§ Task requirements: The reply should hold every entry exactly as written and none of the pictures.

# # #

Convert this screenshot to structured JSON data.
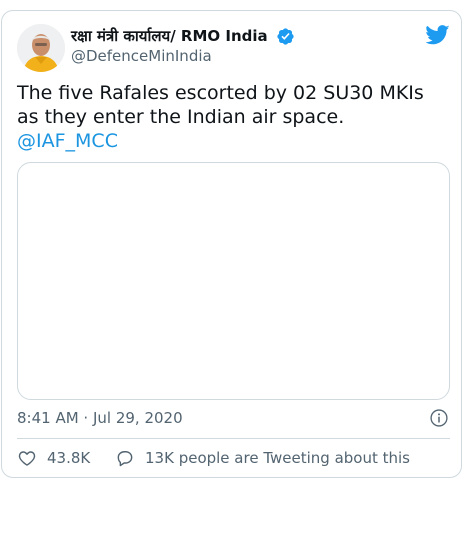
{
  "author": {
    "display_name": "रक्षा मंत्री कार्यालय/ RMO India",
    "handle": "@DefenceMinIndia",
    "verified": true
  },
  "tweet": {
    "text": "The five Rafales escorted by 02 SU30 MKIs as they enter the Indian air space.",
    "mention": "@IAF_MCC"
  },
  "meta": {
    "timestamp": "8:41 AM · Jul 29, 2020"
  },
  "actions": {
    "like_count": "43.8K",
    "tweeting_about": "13K people are Tweeting about this"
  },
  "icons": {
    "brand": "twitter-bird-icon",
    "verified": "verified-badge-icon",
    "info": "info-icon",
    "like": "heart-icon",
    "reply": "speech-bubble-icon"
  },
  "colors": {
    "brand_blue": "#1d9bf0",
    "link_blue": "#1b95e0",
    "secondary_text": "#536471",
    "border": "#cfd9de"
  }
}
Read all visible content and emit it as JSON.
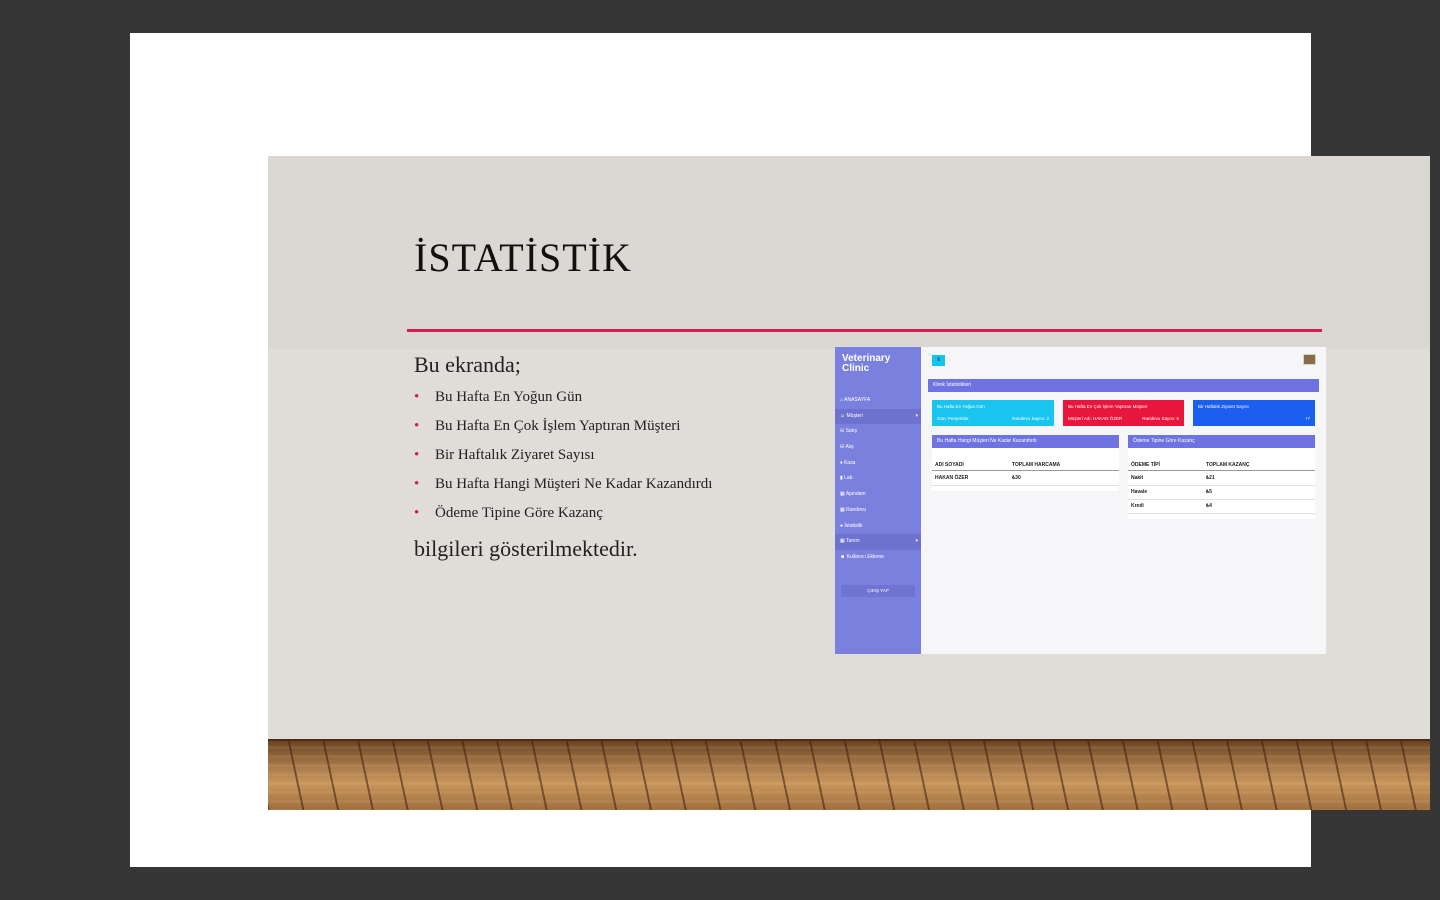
{
  "slide": {
    "title": "İSTATİSTİK",
    "intro": "Bu ekranda;",
    "bullets": [
      "Bu Hafta En Yoğun Gün",
      "Bu Hafta En Çok İşlem Yaptıran Müşteri",
      "Bir Haftalık Ziyaret Sayısı",
      "Bu Hafta Hangi Müşteri Ne Kadar Kazandırdı",
      "Ödeme Tipine Göre Kazanç"
    ],
    "outro": "bilgileri gösterilmektedir.",
    "accent_color": "#d81b52",
    "bullet_color": "#d81b52"
  },
  "app": {
    "brand": "Veterinary Clinic",
    "nav": [
      {
        "label": "ANASAYFA",
        "icon": "home-icon",
        "glyph": "⌂",
        "caret": ""
      },
      {
        "label": "Müşteri",
        "icon": "users-icon",
        "glyph": "☺",
        "caret": "▾"
      },
      {
        "label": "Satış",
        "icon": "sale-icon",
        "glyph": "⛁",
        "caret": ""
      },
      {
        "label": "Alış",
        "icon": "purchase-icon",
        "glyph": "⛁",
        "caret": ""
      },
      {
        "label": "Kasa",
        "icon": "cash-icon",
        "glyph": "♦",
        "caret": ""
      },
      {
        "label": "Lab",
        "icon": "lab-icon",
        "glyph": "▮",
        "caret": ""
      },
      {
        "label": "Ajandam",
        "icon": "calendar-icon",
        "glyph": "▦",
        "caret": ""
      },
      {
        "label": "Randevu",
        "icon": "appointment-icon",
        "glyph": "▦",
        "caret": ""
      },
      {
        "label": "İstatistik",
        "icon": "stats-icon",
        "glyph": "●",
        "caret": ""
      },
      {
        "label": "Tanım",
        "icon": "definition-icon",
        "glyph": "▦",
        "caret": "▾"
      },
      {
        "label": "Kullanıcı Ekleme",
        "icon": "user-add-icon",
        "glyph": "☻",
        "caret": ""
      }
    ],
    "logout_label": "ÇIKIŞ YAP",
    "section_title": "Klinik İstatistikleri",
    "cards": [
      {
        "title": "Bu Hafta En Yoğun Gün",
        "left": "Gün: Perşembe",
        "right": "Randevu Sayısı: 2",
        "color": "#19c4ee"
      },
      {
        "title": "Bu Hafta En Çok İşlem Yaptıran Müşteri",
        "left": "Müşteri Adı: HAKAN ÖZER",
        "right": "Randevu Sayısı: 6",
        "color": "#e8163c"
      },
      {
        "title": "Bir Haftalık Ziyaret Sayısı",
        "left": "",
        "right": "+7",
        "color": "#1a5ff0"
      }
    ],
    "customer_table": {
      "title": "Bu Hafta Hangi Müşteri Ne Kadar Kazandırdı",
      "columns": [
        "ADI SOYADI",
        "TOPLAM HARCAMA"
      ],
      "rows": [
        [
          "HAKAN ÖZER",
          "₺30"
        ]
      ]
    },
    "payment_table": {
      "title": "Ödeme Tipine Göre Kazanç",
      "columns": [
        "ÖDEME TİPİ",
        "TOPLAM KAZANÇ"
      ],
      "rows": [
        [
          "Nakit",
          "₺21"
        ],
        [
          "Havale",
          "₺5"
        ],
        [
          "Kredi",
          "₺4"
        ]
      ]
    }
  }
}
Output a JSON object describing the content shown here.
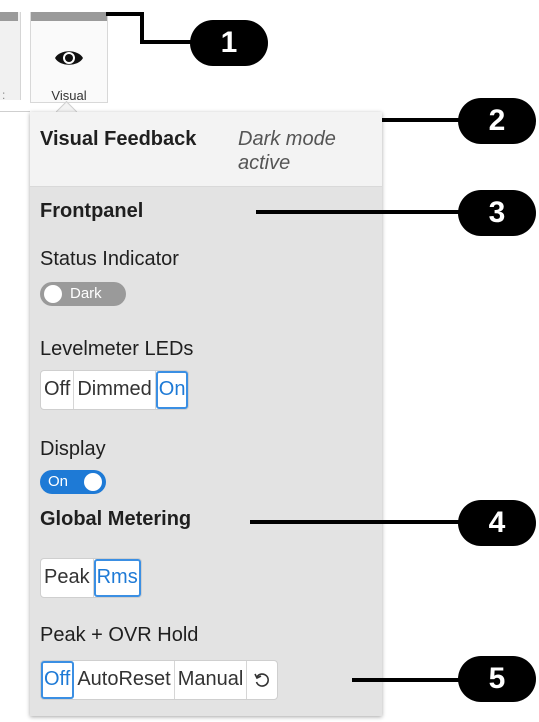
{
  "tab": {
    "label": "Visual",
    "icon": "eye-icon"
  },
  "panel": {
    "header": {
      "title": "Visual Feedback",
      "status_line1": "Dark mode",
      "status_line2": "active"
    },
    "section_frontpanel": "Frontpanel",
    "status_indicator": {
      "label": "Status Indicator",
      "toggle_text": "Dark",
      "state": "off"
    },
    "levelmeter": {
      "label": "Levelmeter LEDs",
      "options": [
        "Off",
        "Dimmed",
        "On"
      ],
      "selected": "On"
    },
    "display": {
      "label": "Display",
      "toggle_text": "On",
      "state": "on"
    },
    "section_global_metering": "Global Metering",
    "metering": {
      "options": [
        "Peak",
        "Rms"
      ],
      "selected": "Rms"
    },
    "peak_ovr_hold": {
      "label": "Peak + OVR Hold",
      "options": [
        "Off",
        "AutoReset",
        "Manual"
      ],
      "selected": "Off",
      "reset_icon": "reset-icon"
    }
  },
  "callouts": [
    "1",
    "2",
    "3",
    "4",
    "5"
  ],
  "colors": {
    "accent": "#1e7ad6",
    "panel_bg": "#e3e3e3",
    "toggle_off": "#9a9a9a"
  }
}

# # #

§ Task output:
Convert this screenshot to structured JSON data.
{
  "author": {
    "display_name": "रक्षा मंत्री कार्यालय/ RMO India",
    "handle": "@DefenceMinIndia",
    "verified": true
  },
  "tweet": {
    "text": "The five Rafales escorted by 02 SU30 MKIs as they enter the Indian air space.",
    "mention": "@IAF_MCC"
  },
  "meta": {
    "timestamp": "8:41 AM · Jul 29, 2020"
  },
  "actions": {
    "like_count": "43.8K",
    "tweeting_about": "13K people are Tweeting about this"
  },
  "icons": {
    "brand": "twitter-bird-icon",
    "verified": "verified-badge-icon",
    "info": "info-icon",
    "like": "heart-icon",
    "reply": "speech-bubble-icon"
  },
  "colors": {
    "brand_blue": "#1d9bf0",
    "link_blue": "#1b95e0",
    "secondary_text": "#536471",
    "border": "#cfd9de"
  }
}
Read all visible content and emit it as JSON.
{
  "slide": {
    "title": "İSTATİSTİK",
    "intro": "Bu ekranda;",
    "bullets": [
      "Bu Hafta En Yoğun Gün",
      "Bu Hafta En Çok İşlem Yaptıran Müşteri",
      "Bir Haftalık Ziyaret Sayısı",
      "Bu Hafta Hangi Müşteri Ne Kadar Kazandırdı",
      "Ödeme Tipine Göre Kazanç"
    ],
    "outro": "bilgileri gösterilmektedir.",
    "accent_color": "#d81b52",
    "bullet_color": "#d81b52"
  },
  "app": {
    "brand": "Veterinary Clinic",
    "nav": [
      {
        "label": "ANASAYFA",
        "icon": "home-icon",
        "glyph": "⌂",
        "caret": ""
      },
      {
        "label": "Müşteri",
        "icon": "users-icon",
        "glyph": "☺",
        "caret": "▾"
      },
      {
        "label": "Satış",
        "icon": "sale-icon",
        "glyph": "⛁",
        "caret": ""
      },
      {
        "label": "Alış",
        "icon": "purchase-icon",
        "glyph": "⛁",
        "caret": ""
      },
      {
        "label": "Kasa",
        "icon": "cash-icon",
        "glyph": "♦",
        "caret": ""
      },
      {
        "label": "Lab",
        "icon": "lab-icon",
        "glyph": "▮",
        "caret": ""
      },
      {
        "label": "Ajandam",
        "icon": "calendar-icon",
        "glyph": "▦",
        "caret": ""
      },
      {
        "label": "Randevu",
        "icon": "appointment-icon",
        "glyph": "▦",
        "caret": ""
      },
      {
        "label": "İstatistik",
        "icon": "stats-icon",
        "glyph": "●",
        "caret": ""
      },
      {
        "label": "Tanım",
        "icon": "definition-icon",
        "glyph": "▦",
        "caret": "▾"
      },
      {
        "label": "Kullanıcı Ekleme",
        "icon": "user-add-icon",
        "glyph": "☻",
        "caret": ""
      }
    ],
    "logout_label": "ÇIKIŞ YAP",
    "section_title": "Klinik İstatistikleri",
    "cards": [
      {
        "title": "Bu Hafta En Yoğun Gün",
        "left": "Gün: Perşembe",
        "right": "Randevu Sayısı: 2",
        "color": "#19c4ee"
      },
      {
        "title": "Bu Hafta En Çok İşlem Yaptıran Müşteri",
        "left": "Müşteri Adı: HAKAN ÖZER",
        "right": "Randevu Sayısı: 6",
        "color": "#e8163c"
      },
      {
        "title": "Bir Haftalık Ziyaret Sayısı",
        "left": "",
        "right": "+7",
        "color": "#1a5ff0"
      }
    ],
    "customer_table": {
      "title": "Bu Hafta Hangi Müşteri Ne Kadar Kazandırdı",
      "columns": [
        "ADI SOYADI",
        "TOPLAM HARCAMA"
      ],
      "rows": [
        [
          "HAKAN ÖZER",
          "₺30"
        ]
      ]
    },
    "payment_table": {
      "title": "Ödeme Tipine Göre Kazanç",
      "columns": [
        "ÖDEME TİPİ",
        "TOPLAM KAZANÇ"
      ],
      "rows": [
        [
          "Nakit",
          "₺21"
        ],
        [
          "Havale",
          "₺5"
        ],
        [
          "Kredi",
          "₺4"
        ]
      ]
    }
  }
}
Output a JSON object describing the content shown here.
{
  "tab": {
    "label": "Visual",
    "icon": "eye-icon"
  },
  "panel": {
    "header": {
      "title": "Visual Feedback",
      "status_line1": "Dark mode",
      "status_line2": "active"
    },
    "section_frontpanel": "Frontpanel",
    "status_indicator": {
      "label": "Status Indicator",
      "toggle_text": "Dark",
      "state": "off"
    },
    "levelmeter": {
      "label": "Levelmeter LEDs",
      "options": [
        "Off",
        "Dimmed",
        "On"
      ],
      "selected": "On"
    },
    "display": {
      "label": "Display",
      "toggle_text": "On",
      "state": "on"
    },
    "section_global_metering": "Global Metering",
    "metering": {
      "options": [
        "Peak",
        "Rms"
      ],
      "selected": "Rms"
    },
    "peak_ovr_hold": {
      "label": "Peak + OVR Hold",
      "options": [
        "Off",
        "AutoReset",
        "Manual"
      ],
      "selected": "Off",
      "reset_icon": "reset-icon"
    }
  },
  "callouts": [
    "1",
    "2",
    "3",
    "4",
    "5"
  ],
  "colors": {
    "accent": "#1e7ad6",
    "panel_bg": "#e3e3e3",
    "toggle_off": "#9a9a9a"
  }
}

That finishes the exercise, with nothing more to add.